By Kevin Meyer
I consider myself lucky in many respects, not the least of which is the fact that I live in one of California's premier wine-producing regions with over 220 wineries within 30 miles. Over the last several years I've been able to partake of many of their products and have refined my taste down to a very small subset. Those of you that follow us on Twitter occasionally get to hear of my new favorites.
One tool that many vinophiles use is the 100 point wine scale, especially the one developed by Robert Parker. The scale has an illustrious history.
It was in this climate that in the 1970s a lawyer-turned-wine-critic named Robert M. Parker Jr. decided to aid consumers by assigning wines a grade on a 100-point scale. Today, critics like Mr. Parker exert enormous influence. The medals won at the 29 major U.S. wine competitions medals are considered so influential that wineries spend well over $1 million each year in entry fees. According to a 2001 study of Bordeaux wines, a one-point bump in Robert Parker's wine ratings averages equates to a 7% increase in price, and the price difference can be much greater at the high end.
Pretty impressive how much power that dude has. But I'm sure many of our more statistically inclined readers are already starting to wonder how something as subjective as taste and bouquet can be accurately determined, repeatably, to single percentage points.
But what if the successive judgments of the same wine, by the same wine expert, vary so widely that the ratings and medals on which wines base their reputations are merely a powerful illusion? That is the conclusion reached in two recent papers in the Journal of Wine Economics.
Houston (or Napa), we have a problem. Who is this heathen that dared question Robert Parker and his ilk?
Both articles were authored by the same man, a unique blend of winemaker, scientist and statistician. The unlikely revolutionary is a soft-spoken fellow named Robert Hodgson, a retired professor who taught statistics at Humboldt State University. Since 1976, Mr. Hodgson has also been the proprietor of Fieldbrook Winery, a small operation that puts out about 10 wines each year, selling 1,500 cases.
He started off with a statistical analysis of judges and the judging process.
In his first study, each year, for four years, Mr. Hodgson served actual panels of California State Fair Wine Competition judges—some 70 judges each year—about 100 wines over a two-day period. He employed the same blind tasting process as the actual competition. In Mr. Hodgson's study, however, every wine was presented to each judge three different times, each time drawn from the same bottle.
The results astonished Mr. Hodgson. The judges' wine ratings typically varied by ±4 points on a standard ratings scale running from 80 to 100. Mr. Hodgson also found that the judges whose ratings were most consistent in any given year landed in the middle of the pack in other years, suggesting that their consistent performance that year had simply been due to chance.

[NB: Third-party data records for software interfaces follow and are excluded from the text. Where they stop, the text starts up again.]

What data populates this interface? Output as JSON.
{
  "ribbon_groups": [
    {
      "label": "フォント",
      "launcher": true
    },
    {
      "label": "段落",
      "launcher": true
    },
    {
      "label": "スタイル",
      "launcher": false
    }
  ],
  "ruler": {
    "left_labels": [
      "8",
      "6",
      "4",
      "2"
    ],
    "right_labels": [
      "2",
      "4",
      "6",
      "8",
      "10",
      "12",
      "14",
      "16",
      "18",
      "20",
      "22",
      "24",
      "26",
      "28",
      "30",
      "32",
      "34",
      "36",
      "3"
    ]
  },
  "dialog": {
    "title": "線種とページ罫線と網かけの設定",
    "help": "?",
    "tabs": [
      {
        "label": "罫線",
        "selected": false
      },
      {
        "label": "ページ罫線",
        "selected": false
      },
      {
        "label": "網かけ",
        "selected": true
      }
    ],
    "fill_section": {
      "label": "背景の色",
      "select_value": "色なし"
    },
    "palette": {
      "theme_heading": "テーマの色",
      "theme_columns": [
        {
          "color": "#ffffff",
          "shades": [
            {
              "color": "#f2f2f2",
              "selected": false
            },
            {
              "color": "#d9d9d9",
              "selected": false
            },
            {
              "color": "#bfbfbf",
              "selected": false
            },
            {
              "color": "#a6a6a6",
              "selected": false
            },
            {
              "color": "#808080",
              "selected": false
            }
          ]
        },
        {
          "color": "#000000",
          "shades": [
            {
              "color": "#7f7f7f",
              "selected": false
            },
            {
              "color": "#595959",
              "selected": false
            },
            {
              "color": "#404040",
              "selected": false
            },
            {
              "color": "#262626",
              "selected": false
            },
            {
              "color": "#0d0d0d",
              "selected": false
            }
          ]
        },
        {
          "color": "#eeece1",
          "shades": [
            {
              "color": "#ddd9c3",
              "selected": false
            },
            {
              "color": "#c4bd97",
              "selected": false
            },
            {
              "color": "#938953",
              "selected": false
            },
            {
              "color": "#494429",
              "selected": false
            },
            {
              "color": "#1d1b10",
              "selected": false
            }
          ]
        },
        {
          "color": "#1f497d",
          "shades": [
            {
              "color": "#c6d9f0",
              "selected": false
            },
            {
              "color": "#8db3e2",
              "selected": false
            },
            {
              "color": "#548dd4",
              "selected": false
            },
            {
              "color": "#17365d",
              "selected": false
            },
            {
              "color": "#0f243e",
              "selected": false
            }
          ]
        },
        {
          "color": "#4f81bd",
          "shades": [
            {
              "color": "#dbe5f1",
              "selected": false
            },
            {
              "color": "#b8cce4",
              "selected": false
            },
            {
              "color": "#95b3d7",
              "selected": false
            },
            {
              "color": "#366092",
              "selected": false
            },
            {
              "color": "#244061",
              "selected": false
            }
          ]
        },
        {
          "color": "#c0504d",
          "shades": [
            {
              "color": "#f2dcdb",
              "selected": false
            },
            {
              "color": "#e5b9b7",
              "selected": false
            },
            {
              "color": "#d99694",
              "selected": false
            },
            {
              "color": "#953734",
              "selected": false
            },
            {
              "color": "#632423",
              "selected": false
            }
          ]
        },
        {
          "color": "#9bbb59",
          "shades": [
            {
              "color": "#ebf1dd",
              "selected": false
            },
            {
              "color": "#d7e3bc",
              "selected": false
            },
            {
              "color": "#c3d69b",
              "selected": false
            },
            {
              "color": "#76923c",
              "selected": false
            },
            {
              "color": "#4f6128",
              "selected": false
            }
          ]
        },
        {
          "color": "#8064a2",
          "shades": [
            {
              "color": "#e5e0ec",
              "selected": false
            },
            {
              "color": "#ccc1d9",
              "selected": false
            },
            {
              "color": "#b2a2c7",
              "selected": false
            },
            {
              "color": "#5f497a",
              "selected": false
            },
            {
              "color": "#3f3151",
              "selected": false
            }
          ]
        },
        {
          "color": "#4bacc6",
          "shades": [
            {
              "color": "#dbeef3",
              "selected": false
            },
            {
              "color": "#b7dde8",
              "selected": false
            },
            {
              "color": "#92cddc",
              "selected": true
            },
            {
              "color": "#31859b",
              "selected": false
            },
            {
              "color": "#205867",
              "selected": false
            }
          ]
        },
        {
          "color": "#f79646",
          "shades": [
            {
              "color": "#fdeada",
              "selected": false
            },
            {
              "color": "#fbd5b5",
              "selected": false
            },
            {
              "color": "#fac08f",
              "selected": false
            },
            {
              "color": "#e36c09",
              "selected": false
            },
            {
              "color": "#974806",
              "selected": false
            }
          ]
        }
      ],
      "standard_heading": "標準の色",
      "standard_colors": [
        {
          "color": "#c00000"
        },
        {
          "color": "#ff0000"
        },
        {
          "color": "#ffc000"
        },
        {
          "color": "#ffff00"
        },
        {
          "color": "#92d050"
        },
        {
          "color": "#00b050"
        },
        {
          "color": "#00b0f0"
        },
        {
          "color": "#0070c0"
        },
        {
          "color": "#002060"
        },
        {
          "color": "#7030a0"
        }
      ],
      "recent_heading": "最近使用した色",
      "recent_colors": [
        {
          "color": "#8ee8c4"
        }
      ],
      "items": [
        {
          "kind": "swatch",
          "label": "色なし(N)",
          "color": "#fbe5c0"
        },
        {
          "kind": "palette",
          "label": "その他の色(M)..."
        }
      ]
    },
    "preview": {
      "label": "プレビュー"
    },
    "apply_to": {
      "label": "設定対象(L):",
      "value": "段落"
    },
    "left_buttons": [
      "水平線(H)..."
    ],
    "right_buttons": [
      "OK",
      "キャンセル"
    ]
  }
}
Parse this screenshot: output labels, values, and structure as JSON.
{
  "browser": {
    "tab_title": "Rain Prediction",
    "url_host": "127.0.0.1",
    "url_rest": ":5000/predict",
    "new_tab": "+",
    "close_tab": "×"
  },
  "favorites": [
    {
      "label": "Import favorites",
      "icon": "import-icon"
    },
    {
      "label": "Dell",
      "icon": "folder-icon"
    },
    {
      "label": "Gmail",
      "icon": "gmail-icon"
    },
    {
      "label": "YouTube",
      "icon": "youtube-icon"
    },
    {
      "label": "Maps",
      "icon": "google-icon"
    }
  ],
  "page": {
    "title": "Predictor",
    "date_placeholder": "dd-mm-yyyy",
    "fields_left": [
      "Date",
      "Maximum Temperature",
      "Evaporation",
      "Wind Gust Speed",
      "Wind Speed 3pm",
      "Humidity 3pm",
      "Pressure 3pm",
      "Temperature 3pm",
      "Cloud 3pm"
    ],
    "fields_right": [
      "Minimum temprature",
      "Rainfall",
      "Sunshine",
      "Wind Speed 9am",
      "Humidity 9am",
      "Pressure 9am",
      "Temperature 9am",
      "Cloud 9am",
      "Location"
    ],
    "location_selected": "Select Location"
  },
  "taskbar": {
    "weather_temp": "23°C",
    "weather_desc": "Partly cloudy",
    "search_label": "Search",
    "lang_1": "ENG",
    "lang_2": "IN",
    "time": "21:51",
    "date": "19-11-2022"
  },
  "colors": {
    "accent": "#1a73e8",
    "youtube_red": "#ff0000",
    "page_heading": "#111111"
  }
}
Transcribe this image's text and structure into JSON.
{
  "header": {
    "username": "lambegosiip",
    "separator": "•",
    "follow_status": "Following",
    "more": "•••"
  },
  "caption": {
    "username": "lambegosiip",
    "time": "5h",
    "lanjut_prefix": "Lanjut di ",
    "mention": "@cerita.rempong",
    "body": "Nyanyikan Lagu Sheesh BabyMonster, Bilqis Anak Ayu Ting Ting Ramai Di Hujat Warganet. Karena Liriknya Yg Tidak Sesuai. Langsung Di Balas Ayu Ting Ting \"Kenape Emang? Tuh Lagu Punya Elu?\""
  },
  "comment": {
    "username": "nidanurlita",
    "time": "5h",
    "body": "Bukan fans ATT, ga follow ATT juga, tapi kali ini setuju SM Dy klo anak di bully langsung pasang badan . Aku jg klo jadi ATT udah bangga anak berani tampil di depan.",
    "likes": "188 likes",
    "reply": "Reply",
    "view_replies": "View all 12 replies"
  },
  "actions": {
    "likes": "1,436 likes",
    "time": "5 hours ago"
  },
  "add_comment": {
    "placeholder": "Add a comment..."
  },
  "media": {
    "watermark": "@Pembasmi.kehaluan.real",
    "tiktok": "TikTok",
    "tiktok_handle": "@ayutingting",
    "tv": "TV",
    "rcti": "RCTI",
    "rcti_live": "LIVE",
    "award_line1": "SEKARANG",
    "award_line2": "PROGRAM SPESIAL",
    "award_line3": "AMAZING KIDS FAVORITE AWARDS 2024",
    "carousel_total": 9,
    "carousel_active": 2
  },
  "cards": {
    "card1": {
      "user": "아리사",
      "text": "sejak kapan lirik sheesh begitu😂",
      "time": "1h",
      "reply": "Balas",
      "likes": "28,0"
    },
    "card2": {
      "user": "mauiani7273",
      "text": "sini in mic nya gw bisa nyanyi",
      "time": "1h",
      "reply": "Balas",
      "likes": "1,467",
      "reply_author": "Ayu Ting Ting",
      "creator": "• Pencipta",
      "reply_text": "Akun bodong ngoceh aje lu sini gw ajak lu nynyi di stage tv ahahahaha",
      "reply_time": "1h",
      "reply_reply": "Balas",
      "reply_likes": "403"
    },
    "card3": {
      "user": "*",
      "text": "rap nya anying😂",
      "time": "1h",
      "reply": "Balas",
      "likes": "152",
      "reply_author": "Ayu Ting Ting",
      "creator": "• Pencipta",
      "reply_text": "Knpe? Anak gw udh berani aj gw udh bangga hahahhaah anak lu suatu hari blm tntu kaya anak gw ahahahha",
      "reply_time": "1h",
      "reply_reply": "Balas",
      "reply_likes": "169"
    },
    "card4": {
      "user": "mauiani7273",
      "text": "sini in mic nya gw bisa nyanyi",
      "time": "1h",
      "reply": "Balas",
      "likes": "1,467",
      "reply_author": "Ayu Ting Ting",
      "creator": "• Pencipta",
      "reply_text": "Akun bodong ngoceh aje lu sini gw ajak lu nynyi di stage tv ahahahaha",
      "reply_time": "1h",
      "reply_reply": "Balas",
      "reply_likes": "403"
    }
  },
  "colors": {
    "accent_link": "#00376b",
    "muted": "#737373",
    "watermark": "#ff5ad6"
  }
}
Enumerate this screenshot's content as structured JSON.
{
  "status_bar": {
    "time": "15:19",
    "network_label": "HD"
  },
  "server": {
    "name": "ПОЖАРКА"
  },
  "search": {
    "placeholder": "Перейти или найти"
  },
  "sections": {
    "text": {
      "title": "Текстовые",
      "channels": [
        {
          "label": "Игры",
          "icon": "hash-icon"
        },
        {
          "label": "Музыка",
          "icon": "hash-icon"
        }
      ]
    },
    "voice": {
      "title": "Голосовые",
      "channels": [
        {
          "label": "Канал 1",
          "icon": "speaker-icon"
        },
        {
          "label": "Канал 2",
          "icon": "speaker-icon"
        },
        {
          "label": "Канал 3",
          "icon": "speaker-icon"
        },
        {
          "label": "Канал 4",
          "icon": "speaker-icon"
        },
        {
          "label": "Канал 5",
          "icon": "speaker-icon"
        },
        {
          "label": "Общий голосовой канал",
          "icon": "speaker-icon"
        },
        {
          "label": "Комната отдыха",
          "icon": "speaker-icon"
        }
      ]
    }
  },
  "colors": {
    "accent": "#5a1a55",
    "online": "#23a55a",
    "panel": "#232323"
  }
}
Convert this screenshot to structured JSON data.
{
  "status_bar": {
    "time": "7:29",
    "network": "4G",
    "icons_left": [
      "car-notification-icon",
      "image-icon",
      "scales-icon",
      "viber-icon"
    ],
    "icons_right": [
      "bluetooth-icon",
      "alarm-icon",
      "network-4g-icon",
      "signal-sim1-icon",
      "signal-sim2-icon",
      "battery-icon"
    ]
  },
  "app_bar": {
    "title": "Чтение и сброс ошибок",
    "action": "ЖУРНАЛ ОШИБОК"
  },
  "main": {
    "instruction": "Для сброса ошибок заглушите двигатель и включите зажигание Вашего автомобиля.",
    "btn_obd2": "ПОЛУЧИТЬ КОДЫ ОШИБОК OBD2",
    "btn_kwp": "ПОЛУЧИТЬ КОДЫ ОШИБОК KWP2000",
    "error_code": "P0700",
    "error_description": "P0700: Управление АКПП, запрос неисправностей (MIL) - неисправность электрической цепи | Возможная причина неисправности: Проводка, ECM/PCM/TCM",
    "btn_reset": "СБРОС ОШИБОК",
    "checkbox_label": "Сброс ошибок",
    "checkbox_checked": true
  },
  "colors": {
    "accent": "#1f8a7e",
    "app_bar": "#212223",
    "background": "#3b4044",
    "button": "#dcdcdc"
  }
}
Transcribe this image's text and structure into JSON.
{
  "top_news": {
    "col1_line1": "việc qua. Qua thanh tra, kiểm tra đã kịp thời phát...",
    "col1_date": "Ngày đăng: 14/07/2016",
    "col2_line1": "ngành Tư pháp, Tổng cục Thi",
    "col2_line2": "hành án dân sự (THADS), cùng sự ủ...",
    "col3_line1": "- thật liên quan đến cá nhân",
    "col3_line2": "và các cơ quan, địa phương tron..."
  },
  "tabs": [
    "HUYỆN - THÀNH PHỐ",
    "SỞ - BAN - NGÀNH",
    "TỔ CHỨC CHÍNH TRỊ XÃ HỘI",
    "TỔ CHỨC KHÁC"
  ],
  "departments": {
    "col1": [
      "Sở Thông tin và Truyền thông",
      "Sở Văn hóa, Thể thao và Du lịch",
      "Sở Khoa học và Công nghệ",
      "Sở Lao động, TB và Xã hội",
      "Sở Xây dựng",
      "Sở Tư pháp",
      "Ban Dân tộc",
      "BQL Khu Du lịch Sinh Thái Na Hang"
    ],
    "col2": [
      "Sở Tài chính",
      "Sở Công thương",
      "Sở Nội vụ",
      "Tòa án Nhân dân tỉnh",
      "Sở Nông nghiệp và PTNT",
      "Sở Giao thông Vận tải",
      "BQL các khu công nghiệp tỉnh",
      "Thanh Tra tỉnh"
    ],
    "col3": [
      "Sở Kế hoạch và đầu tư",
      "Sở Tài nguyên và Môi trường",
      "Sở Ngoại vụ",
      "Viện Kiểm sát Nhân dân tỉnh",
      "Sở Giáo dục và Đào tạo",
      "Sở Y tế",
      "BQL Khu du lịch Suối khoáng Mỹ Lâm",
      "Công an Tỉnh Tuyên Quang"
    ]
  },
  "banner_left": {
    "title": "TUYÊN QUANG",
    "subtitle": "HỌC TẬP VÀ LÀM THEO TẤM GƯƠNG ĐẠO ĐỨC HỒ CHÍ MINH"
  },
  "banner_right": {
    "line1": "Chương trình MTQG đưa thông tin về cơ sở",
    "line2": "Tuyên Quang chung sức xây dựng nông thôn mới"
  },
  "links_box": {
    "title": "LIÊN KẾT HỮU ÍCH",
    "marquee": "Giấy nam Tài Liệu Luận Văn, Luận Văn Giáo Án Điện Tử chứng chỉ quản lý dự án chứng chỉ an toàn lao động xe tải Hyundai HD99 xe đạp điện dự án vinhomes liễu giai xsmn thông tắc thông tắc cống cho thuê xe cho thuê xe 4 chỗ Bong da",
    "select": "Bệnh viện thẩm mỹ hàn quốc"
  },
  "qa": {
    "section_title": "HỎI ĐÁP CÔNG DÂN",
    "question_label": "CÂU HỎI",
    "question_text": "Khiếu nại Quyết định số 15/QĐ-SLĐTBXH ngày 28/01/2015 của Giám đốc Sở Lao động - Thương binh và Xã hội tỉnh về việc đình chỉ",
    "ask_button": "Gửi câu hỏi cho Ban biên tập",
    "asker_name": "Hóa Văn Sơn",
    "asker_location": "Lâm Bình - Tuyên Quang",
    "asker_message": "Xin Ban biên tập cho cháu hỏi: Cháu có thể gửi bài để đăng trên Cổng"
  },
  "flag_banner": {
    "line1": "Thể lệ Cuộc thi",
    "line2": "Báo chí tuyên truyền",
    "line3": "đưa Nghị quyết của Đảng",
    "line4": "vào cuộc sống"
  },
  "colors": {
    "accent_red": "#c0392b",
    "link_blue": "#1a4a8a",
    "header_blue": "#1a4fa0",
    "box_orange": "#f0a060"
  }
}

Uh oh. So then what? He took on the medal process.
This time, from a private newsletter called The California Grapevine, he obtained the complete records of wine competitions, listing not only which wines won medals, but which did not. Mr. Hodgson told me that when he started playing with the data he "noticed that the probability that a wine which won a gold medal in one competition would win nothing in others was high." The medals seemed to be spread around at random, with each wine having about a 9% chance of winning a gold medal in any given competition.
To test that idea, Mr. Hodgson restricted his attention to wines entering a certain number of competitions, say five. Then he made a bar graph of the number of wines winning 0, 1, 2, etc. gold medals in those competitions. The graph was nearly identical to the one you'd get if you simply made five flips of a coin weighted to land on heads with a probability of 9%. The distribution of medals, he wrote, "mirrors what might be expected should a gold medal be awarded by chance alone."
Now that a substantial part of the framework of our polite society has come crashing down, what should we do?
One answer would be to do more experimenting, and to be more price-sensitive, refusing to pay for medals and ratings points. Another tack is to continue to rely on the medals and ratings, adopting an approach often attributed to physicist Neils Bohr, who was said to have had a horseshoe hanging over his office door for good luck. When asked how a physicist could believe in such things, he said, "I am told it works even if you don't believe in it." Or you could just shrug and embrace the attitude of Julia Child, who, when asked what was her favorite wine, replied "gin."
As for me, I have always believed in the advice given by famed food critic Waverly Root, who recommended that one simply "Drink wine every day, at lunch and dinner, and the rest will take care of itself."
Bottom line: just try some wines. Preferably a lot of different wines. And figure out what you like and dislike. Then buy more of it. Who cares about points and medals and especially the supposed value correlation with high price? Just enjoy.